Wabi-cha-style tea ceremonies began in the late 16th century with Sen no Rikyu, one of Japan’s great tea masters. The name “Wabi-cha” comes from the concept of wabi sabi, or a spiritual state that acknowledges dissatisfaction, forlornness and loneliness and calls on one to act modestly. In a tea ceremony, the tea is prepared in a way to calm you down and instill reflection. It is a type of spiritual training.

It is also important to treasure meetings with people and give them the highest hospitality. This concept is called ichi-go ichi-e (“one time, one meeting”). In a tea ceremony, there is spiritual interaction between the guests and the host.

If your spiritual drive is there but you don’t have the money or the space for a full tearoom, consider the innovative ZEN-An, a tearoom in a suitcase. All the materials you need are in the suitcase. The tatami mat, wooden poles, bamboo blinds and other essentials are made with the utmost care.

Location & Contact Information

Tsubaki & Associates

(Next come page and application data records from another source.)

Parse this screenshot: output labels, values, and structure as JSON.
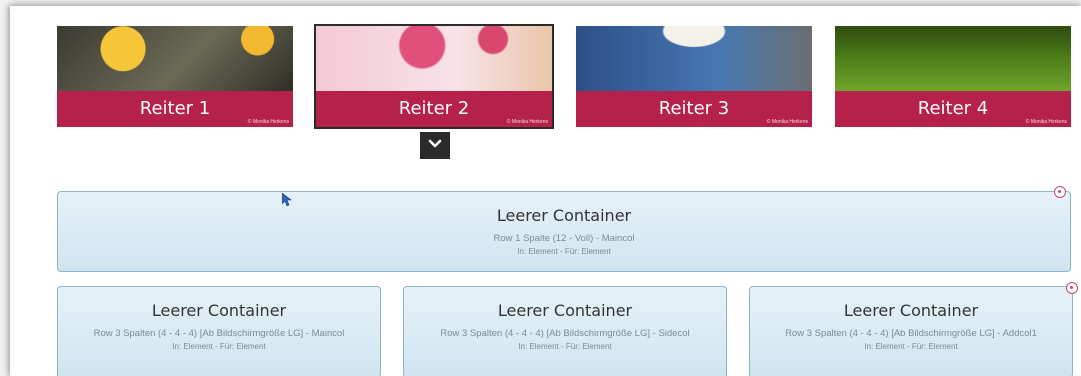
{
  "tabs": [
    {
      "label": "Reiter 1",
      "credit": "© Monika Herkens"
    },
    {
      "label": "Reiter 2",
      "credit": "© Monika Herkens"
    },
    {
      "label": "Reiter 3",
      "credit": "© Monika Herkens"
    },
    {
      "label": "Reiter 4",
      "credit": "© Monika Herkens"
    }
  ],
  "active_tab": "Reiter 2",
  "containers": {
    "full": {
      "title": "Leerer Container",
      "description": "Row 1 Spalte (12 - Voll) - Maincol",
      "meta": "In: Element - Für: Element"
    },
    "main": {
      "title": "Leerer Container",
      "description": "Row 3 Spalten (4 - 4 - 4) [Ab Bildschirmgröße LG] - Maincol",
      "meta": "In: Element - Für: Element"
    },
    "side": {
      "title": "Leerer Container",
      "description": "Row 3 Spalten (4 - 4 - 4) [Ab Bildschirmgröße LG] - Sidecol",
      "meta": "In: Element - Für: Element"
    },
    "add": {
      "title": "Leerer Container",
      "description": "Row 3 Spalten (4 - 4 - 4) [Ab Bildschirmgröße LG] - Addcol1",
      "meta": "In: Element - Für: Element"
    }
  },
  "icons": {
    "expand": "chevron-down-icon",
    "element_target": "target-icon",
    "cursor": "mouse-pointer-icon"
  },
  "colors": {
    "tab_bar": "#b5214a",
    "container_bg": "#d9ebf5",
    "container_border": "#8bb6cc",
    "target": "#c34a6a"
  }
}
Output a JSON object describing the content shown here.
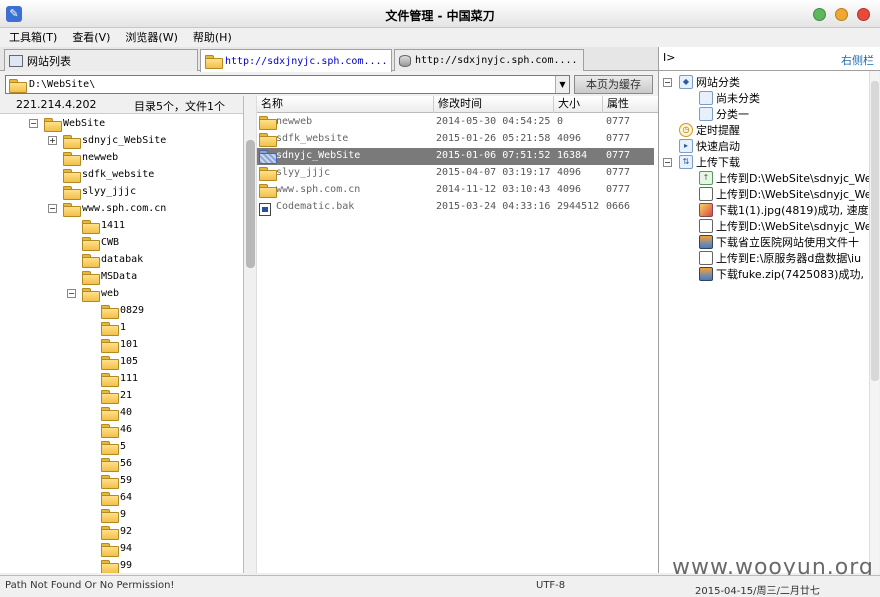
{
  "window": {
    "title": "文件管理 - 中国菜刀"
  },
  "menu": [
    {
      "label": "工具箱(T)"
    },
    {
      "label": "查看(V)"
    },
    {
      "label": "浏览器(W)"
    },
    {
      "label": "帮助(H)"
    }
  ],
  "tabs": [
    {
      "label": "网站列表"
    },
    {
      "label": "http://sdxjnyjc.sph.com...."
    },
    {
      "label": "http://sdxjnyjc.sph.com...."
    }
  ],
  "toolbar": {
    "path": "D:\\WebSite\\",
    "cache_button": "本页为缓存"
  },
  "info": {
    "ip": "221.214.4.202",
    "count": "目录5个，文件1个"
  },
  "tree": {
    "items": [
      {
        "label": "WebSite",
        "toggle": "−"
      },
      {
        "label": "sdnyjc_WebSite",
        "toggle": "+"
      },
      {
        "label": "newweb",
        "toggle": ""
      },
      {
        "label": "sdfk_website",
        "toggle": ""
      },
      {
        "label": "slyy_jjjc",
        "toggle": ""
      },
      {
        "label": "www.sph.com.cn",
        "toggle": "−"
      },
      {
        "label": "1411",
        "toggle": ""
      },
      {
        "label": "CWB",
        "toggle": ""
      },
      {
        "label": "databak",
        "toggle": ""
      },
      {
        "label": "MSData",
        "toggle": ""
      },
      {
        "label": "web",
        "toggle": "−"
      },
      {
        "label": "0829",
        "toggle": ""
      },
      {
        "label": "1",
        "toggle": ""
      },
      {
        "label": "101",
        "toggle": ""
      },
      {
        "label": "105",
        "toggle": ""
      },
      {
        "label": "111",
        "toggle": ""
      },
      {
        "label": "21",
        "toggle": ""
      },
      {
        "label": "40",
        "toggle": ""
      },
      {
        "label": "46",
        "toggle": ""
      },
      {
        "label": "5",
        "toggle": ""
      },
      {
        "label": "56",
        "toggle": ""
      },
      {
        "label": "59",
        "toggle": ""
      },
      {
        "label": "64",
        "toggle": ""
      },
      {
        "label": "9",
        "toggle": ""
      },
      {
        "label": "92",
        "toggle": ""
      },
      {
        "label": "94",
        "toggle": ""
      },
      {
        "label": "99",
        "toggle": ""
      }
    ]
  },
  "files": {
    "headers": {
      "name": "名称",
      "time": "修改时间",
      "size": "大小",
      "attr": "属性"
    },
    "rows": [
      {
        "name": "newweb",
        "time": "2014-05-30 04:54:25",
        "size": "0",
        "attr": "0777",
        "icon": "folder-icon"
      },
      {
        "name": "sdfk_website",
        "time": "2015-01-26 05:21:58",
        "size": "4096",
        "attr": "0777",
        "icon": "folder-icon"
      },
      {
        "name": "sdnyjc_WebSite",
        "time": "2015-01-06 07:51:52",
        "size": "16384",
        "attr": "0777",
        "icon": "folder-icon"
      },
      {
        "name": "slyy_jjjc",
        "time": "2015-04-07 03:19:17",
        "size": "4096",
        "attr": "0777",
        "icon": "folder-icon"
      },
      {
        "name": "www.sph.com.cn",
        "time": "2014-11-12 03:10:43",
        "size": "4096",
        "attr": "0777",
        "icon": "folder-icon"
      },
      {
        "name": "Codematic.bak",
        "time": "2015-03-24 04:33:16",
        "size": "2944512",
        "attr": "0666",
        "icon": "bak-file-icon"
      }
    ]
  },
  "sidebar": {
    "arrow": "I>",
    "title": "右侧栏",
    "items": [
      {
        "label": "网站分类",
        "toggle": "−",
        "icon": "category-icon"
      },
      {
        "label": "尚未分类",
        "toggle": "",
        "icon": "category-item-icon"
      },
      {
        "label": "分类一",
        "toggle": "",
        "icon": "category-item-icon"
      },
      {
        "label": "定时提醒",
        "toggle": "",
        "icon": "clock-icon"
      },
      {
        "label": "快速启动",
        "toggle": "",
        "icon": "launch-icon"
      },
      {
        "label": "上传下载",
        "toggle": "−",
        "icon": "transfer-icon"
      },
      {
        "label": "上传到D:\\WebSite\\sdnyjc_WebSite",
        "toggle": "",
        "icon": "upload-icon"
      },
      {
        "label": "上传到D:\\WebSite\\sdnyjc_WebSite",
        "toggle": "",
        "icon": "upload-doc-icon"
      },
      {
        "label": "下载1(1).jpg(4819)成功, 速度",
        "toggle": "",
        "icon": "image-icon"
      },
      {
        "label": "上传到D:\\WebSite\\sdnyjc_WebSite",
        "toggle": "",
        "icon": "upload-doc-icon"
      },
      {
        "label": "下载省立医院网站使用文件十",
        "toggle": "",
        "icon": "download-icon"
      },
      {
        "label": "上传到E:\\原服务器d盘数据\\iu",
        "toggle": "",
        "icon": "upload-doc-icon"
      },
      {
        "label": "下载fuke.zip(7425083)成功,",
        "toggle": "",
        "icon": "download-icon"
      }
    ]
  },
  "status": {
    "message": "Path Not Found Or No Permission!",
    "encoding": "UTF-8",
    "date": "2015-04-15/周三/二月廿七"
  },
  "watermark": "www.wooyun.org",
  "colors": {
    "selected_row": "#7a7a7a",
    "link": "#1a6bb0",
    "close": "#e8493a",
    "minimize": "#f0a830",
    "maximize": "#5cb85c"
  }
}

Author profile

Yasushi Kurita was born in Tokyo. He has spent the last 30 years as a writer for print publications and TV. When he was in college, he spent two years in New York. His favorite band is the Atlanta Rhythm Section, making him one of about 15 Japanese people who actually like that band.